It’s tough to go anywhere with Yvon and not stop to grub up some wild food along the way. And since I’m pretty much in the same category, when you put the two of us together, we tend to find the time–even in the middle of a steelhead trip. The crab pots paid off with countless huge Dungeness, right in front of camp, and Yvon, as usual, ate all the crab innards with a spoon while Will and I stuck to the succulent leg and body meat. Then there were limpets dotting the rocks along the beach, which I thought of as tiny abalone. We also found tremendous steamer-clam beds, and even a lack of implements and containers couldn’t slow us down. That’s the human backhoe mining for bivalves with a mini-raft oar above, and hauling our catch in someone’s discarded wading boot below.

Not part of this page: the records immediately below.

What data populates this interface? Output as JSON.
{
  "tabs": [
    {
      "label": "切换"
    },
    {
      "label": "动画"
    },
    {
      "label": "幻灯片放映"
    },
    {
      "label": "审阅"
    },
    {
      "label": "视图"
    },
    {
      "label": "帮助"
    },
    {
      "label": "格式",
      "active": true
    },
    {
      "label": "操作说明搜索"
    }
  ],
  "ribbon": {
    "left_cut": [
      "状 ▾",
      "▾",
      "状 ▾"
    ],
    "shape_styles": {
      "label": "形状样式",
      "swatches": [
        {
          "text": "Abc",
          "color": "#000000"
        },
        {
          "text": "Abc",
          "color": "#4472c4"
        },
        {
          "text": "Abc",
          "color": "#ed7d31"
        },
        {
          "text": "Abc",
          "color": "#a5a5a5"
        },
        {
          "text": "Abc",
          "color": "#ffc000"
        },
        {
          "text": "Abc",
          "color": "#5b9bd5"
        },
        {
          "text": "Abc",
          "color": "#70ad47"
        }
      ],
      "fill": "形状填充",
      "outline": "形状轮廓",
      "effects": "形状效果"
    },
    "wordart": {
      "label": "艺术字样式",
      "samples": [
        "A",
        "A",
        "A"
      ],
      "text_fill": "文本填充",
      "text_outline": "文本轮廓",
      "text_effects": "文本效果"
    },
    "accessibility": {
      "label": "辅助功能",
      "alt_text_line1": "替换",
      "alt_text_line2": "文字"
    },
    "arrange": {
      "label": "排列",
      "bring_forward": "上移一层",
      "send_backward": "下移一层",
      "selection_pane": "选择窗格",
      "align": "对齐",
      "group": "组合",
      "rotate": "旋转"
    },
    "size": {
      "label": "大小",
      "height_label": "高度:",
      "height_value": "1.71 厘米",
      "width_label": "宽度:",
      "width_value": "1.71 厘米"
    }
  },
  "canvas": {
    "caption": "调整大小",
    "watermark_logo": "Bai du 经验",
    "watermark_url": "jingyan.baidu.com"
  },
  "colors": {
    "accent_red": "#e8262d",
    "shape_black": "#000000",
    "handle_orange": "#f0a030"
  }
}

Who needs shovels and buckets?
But crab guts and raw clams proved too tame for Yvon, and I learned some new tricks along the way. At low tide, near the mouth of one of the rivers we fished, we found the rocks covered in marine snails, or whelks. I was focused on the fishing at hand, and would have barely even noticed, if Yvon hadn’t started collecting all he could carry. Back at camp that night, he steamed ’em up, then used a special, improvised tool–hemostats and a #2 octopus hook–to pull the critters from their shells.
Then he tossed the de-shelled snails in garlic butter, and I have to admit, it smelled pretty good. But I was still skeptical. Until my first bite. Amazing. Like tender, delicate steamer clams, only milder and more complex, with just a hint of the sea.
Finally, as we were preparing to leave camp on the last day, Yvon started busting barnacles off the rocks, cutting away the shell and slurping ’em down. I would like to say they were tasty, or even good, but I will just leave it at this: Not really to my taste. Kind of like gooey-yet-chewy oysters with a little iodine twang thrown in for good measure. But perhaps I was just anxious to get going, as we were bailing early due to a near-catastrophic weather forecast and 35 miles of open water between us and town. To be continued…